Top of Records for the exercise

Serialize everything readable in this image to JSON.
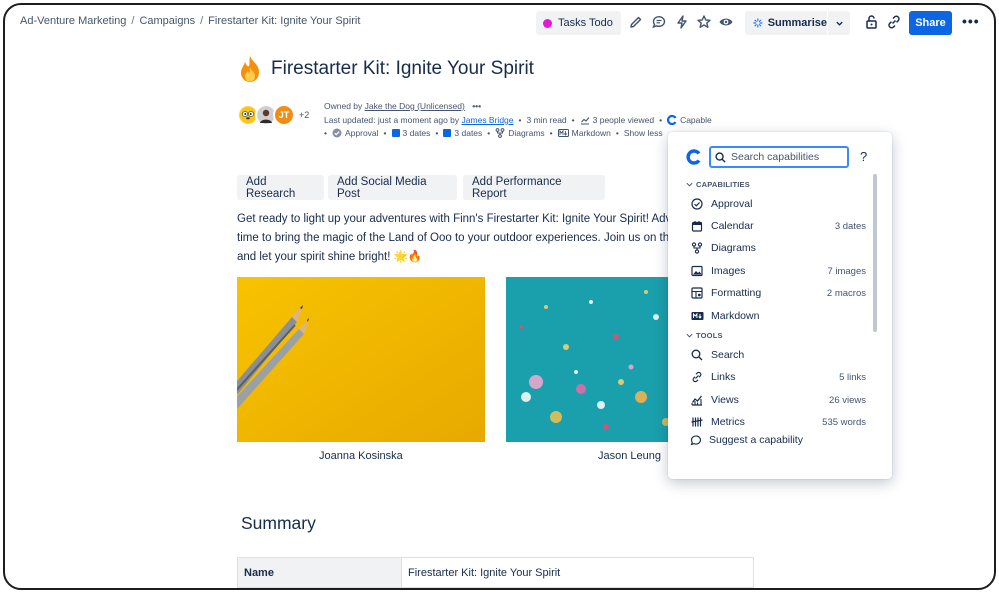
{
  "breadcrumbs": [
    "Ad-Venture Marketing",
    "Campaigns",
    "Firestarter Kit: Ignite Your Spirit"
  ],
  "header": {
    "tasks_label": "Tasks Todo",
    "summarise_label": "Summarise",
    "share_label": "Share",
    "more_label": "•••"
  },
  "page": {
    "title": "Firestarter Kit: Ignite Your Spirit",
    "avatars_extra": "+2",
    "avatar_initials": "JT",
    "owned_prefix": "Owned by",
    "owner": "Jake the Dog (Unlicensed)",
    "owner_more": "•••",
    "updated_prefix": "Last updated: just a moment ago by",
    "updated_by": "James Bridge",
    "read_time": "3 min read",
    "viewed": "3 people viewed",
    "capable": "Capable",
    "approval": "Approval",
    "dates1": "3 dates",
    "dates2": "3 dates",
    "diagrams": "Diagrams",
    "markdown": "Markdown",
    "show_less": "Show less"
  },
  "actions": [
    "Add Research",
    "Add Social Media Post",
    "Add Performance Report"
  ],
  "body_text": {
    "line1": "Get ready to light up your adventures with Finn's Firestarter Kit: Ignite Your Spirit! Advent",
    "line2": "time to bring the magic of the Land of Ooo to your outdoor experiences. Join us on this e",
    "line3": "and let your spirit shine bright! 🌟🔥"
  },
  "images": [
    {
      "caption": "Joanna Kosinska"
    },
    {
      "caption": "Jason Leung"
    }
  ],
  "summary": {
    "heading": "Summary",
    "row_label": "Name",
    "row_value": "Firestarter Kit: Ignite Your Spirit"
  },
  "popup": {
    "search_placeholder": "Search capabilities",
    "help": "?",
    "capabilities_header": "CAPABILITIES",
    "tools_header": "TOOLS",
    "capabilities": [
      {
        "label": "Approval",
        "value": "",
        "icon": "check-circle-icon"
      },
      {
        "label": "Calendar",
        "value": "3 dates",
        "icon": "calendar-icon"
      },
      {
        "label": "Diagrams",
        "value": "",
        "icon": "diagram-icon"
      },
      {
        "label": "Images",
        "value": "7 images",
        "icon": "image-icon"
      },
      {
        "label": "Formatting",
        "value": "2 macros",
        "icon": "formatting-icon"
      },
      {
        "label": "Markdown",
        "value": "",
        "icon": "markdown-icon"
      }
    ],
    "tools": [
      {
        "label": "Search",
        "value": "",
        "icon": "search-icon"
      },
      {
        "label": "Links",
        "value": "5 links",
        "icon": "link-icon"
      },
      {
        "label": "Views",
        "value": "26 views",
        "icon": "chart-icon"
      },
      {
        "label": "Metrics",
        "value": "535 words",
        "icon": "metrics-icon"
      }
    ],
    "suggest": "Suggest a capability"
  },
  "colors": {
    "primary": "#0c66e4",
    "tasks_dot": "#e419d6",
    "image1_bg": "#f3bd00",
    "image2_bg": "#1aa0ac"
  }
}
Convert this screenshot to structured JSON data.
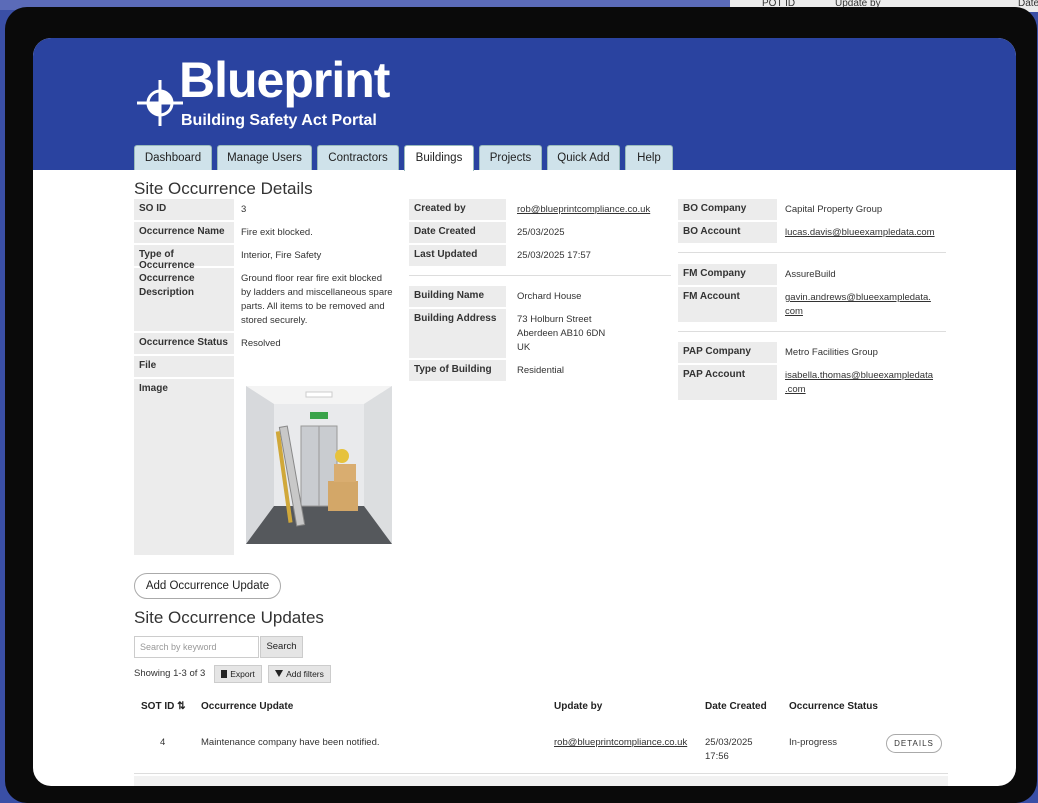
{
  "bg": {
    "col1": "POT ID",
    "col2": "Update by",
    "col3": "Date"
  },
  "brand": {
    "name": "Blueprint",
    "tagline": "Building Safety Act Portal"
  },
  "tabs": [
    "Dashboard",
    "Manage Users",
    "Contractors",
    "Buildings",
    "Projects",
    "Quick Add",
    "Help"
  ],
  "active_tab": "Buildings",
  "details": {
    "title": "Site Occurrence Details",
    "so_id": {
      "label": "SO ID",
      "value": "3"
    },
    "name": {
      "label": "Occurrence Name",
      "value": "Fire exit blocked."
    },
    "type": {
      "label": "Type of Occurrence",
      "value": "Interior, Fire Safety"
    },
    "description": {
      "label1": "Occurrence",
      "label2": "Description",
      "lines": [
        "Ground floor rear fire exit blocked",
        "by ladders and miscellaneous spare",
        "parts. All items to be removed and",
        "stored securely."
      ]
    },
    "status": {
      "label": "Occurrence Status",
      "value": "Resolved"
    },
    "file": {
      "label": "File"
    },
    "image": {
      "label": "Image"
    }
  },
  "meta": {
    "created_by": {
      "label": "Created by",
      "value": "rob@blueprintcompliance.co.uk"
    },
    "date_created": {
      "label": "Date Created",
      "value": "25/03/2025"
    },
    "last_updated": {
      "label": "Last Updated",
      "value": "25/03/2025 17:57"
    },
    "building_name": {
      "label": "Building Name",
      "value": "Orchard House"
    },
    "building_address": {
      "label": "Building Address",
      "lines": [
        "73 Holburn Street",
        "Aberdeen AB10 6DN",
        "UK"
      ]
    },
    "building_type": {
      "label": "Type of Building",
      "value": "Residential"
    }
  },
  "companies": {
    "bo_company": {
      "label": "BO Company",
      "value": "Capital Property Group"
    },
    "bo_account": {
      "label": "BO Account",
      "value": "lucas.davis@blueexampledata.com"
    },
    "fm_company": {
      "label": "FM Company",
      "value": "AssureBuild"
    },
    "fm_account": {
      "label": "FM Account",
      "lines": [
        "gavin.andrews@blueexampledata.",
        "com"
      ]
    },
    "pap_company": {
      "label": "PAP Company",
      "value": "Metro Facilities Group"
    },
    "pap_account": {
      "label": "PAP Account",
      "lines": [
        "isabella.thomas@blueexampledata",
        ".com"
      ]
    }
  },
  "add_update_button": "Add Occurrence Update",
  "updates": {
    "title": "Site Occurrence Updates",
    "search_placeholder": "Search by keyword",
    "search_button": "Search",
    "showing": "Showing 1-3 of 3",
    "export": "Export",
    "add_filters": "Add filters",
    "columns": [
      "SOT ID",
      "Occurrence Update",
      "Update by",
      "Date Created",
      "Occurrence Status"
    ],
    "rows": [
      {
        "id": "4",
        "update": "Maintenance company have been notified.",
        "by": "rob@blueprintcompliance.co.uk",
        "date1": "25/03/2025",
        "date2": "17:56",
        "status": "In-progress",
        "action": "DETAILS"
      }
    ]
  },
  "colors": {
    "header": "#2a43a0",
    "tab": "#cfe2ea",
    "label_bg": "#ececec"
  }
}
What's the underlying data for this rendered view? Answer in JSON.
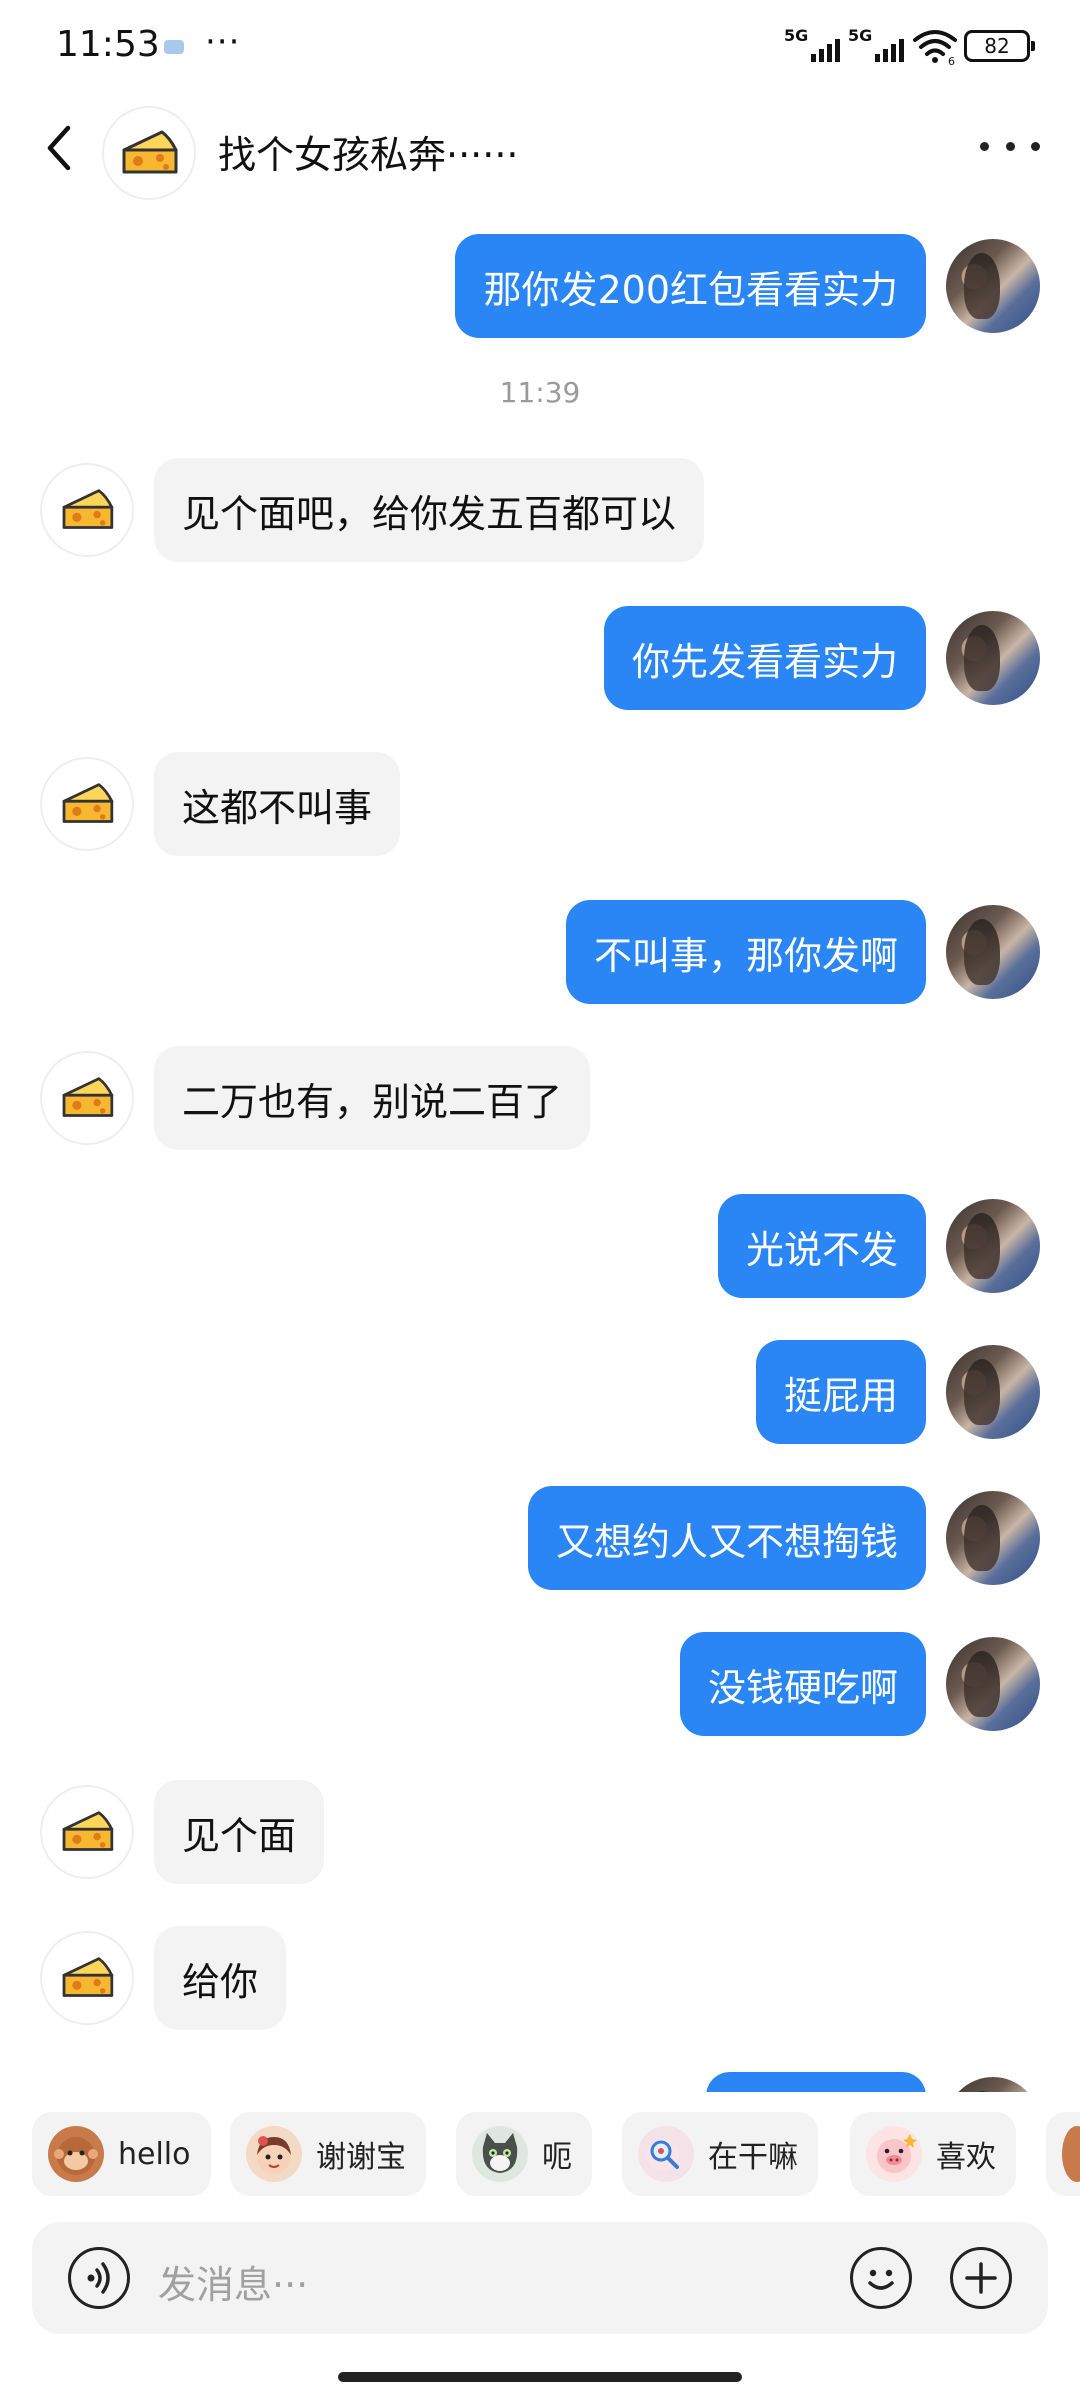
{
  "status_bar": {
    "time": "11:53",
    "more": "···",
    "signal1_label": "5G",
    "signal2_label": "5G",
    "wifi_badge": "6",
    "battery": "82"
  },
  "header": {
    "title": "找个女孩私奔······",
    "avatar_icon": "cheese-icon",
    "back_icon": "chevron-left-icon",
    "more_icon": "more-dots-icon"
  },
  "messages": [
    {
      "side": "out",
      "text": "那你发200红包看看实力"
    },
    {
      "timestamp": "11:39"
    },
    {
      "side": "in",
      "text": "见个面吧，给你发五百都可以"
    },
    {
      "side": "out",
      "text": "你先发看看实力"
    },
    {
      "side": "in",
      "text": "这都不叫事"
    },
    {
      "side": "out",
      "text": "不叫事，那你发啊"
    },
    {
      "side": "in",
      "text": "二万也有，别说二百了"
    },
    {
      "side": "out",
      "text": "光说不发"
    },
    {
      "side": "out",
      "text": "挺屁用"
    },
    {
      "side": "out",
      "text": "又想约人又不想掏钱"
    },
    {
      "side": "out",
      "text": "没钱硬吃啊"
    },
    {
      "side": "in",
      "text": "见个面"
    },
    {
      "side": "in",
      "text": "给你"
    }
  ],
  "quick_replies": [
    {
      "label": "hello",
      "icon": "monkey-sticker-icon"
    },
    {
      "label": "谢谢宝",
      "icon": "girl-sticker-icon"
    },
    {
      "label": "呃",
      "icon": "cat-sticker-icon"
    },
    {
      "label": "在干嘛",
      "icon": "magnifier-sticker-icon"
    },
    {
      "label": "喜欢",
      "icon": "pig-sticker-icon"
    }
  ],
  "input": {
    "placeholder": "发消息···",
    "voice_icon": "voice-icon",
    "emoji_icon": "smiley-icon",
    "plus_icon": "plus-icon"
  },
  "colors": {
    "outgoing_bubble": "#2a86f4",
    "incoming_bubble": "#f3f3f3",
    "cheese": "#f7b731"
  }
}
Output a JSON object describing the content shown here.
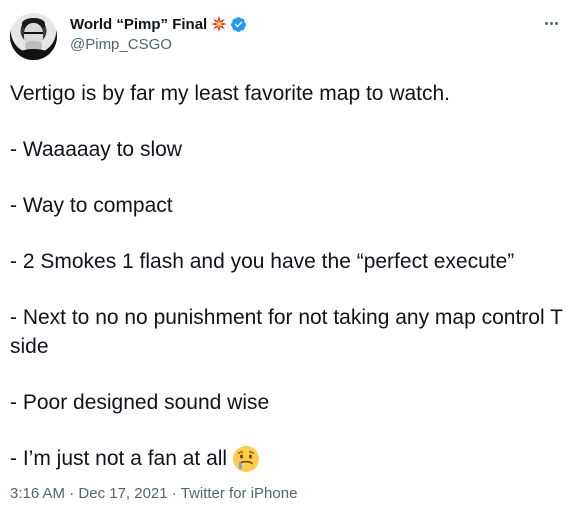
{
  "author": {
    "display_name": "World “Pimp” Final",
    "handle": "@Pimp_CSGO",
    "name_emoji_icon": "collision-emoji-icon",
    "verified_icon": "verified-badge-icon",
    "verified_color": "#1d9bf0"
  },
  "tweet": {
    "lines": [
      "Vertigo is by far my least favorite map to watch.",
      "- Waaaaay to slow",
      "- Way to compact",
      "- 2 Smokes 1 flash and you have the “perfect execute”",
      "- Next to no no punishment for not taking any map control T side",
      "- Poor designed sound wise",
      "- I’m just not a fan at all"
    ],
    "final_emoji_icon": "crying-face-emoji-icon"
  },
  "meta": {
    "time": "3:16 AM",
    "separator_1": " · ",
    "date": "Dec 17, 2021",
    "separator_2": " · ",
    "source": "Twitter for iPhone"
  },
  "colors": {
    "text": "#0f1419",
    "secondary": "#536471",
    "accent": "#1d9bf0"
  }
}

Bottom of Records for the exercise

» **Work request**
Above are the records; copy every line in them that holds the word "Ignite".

» **Output of the task**
    "Firestarter Kit: Ignite Your Spirit"
    "title": "Firestarter Kit: Ignite Your Spirit",
    "line1": "Get ready to light up your adventures with Finn's Firestarter Kit: Ignite Your Spirit! Advent",
    "row_value": "Firestarter Kit: Ignite Your Spirit"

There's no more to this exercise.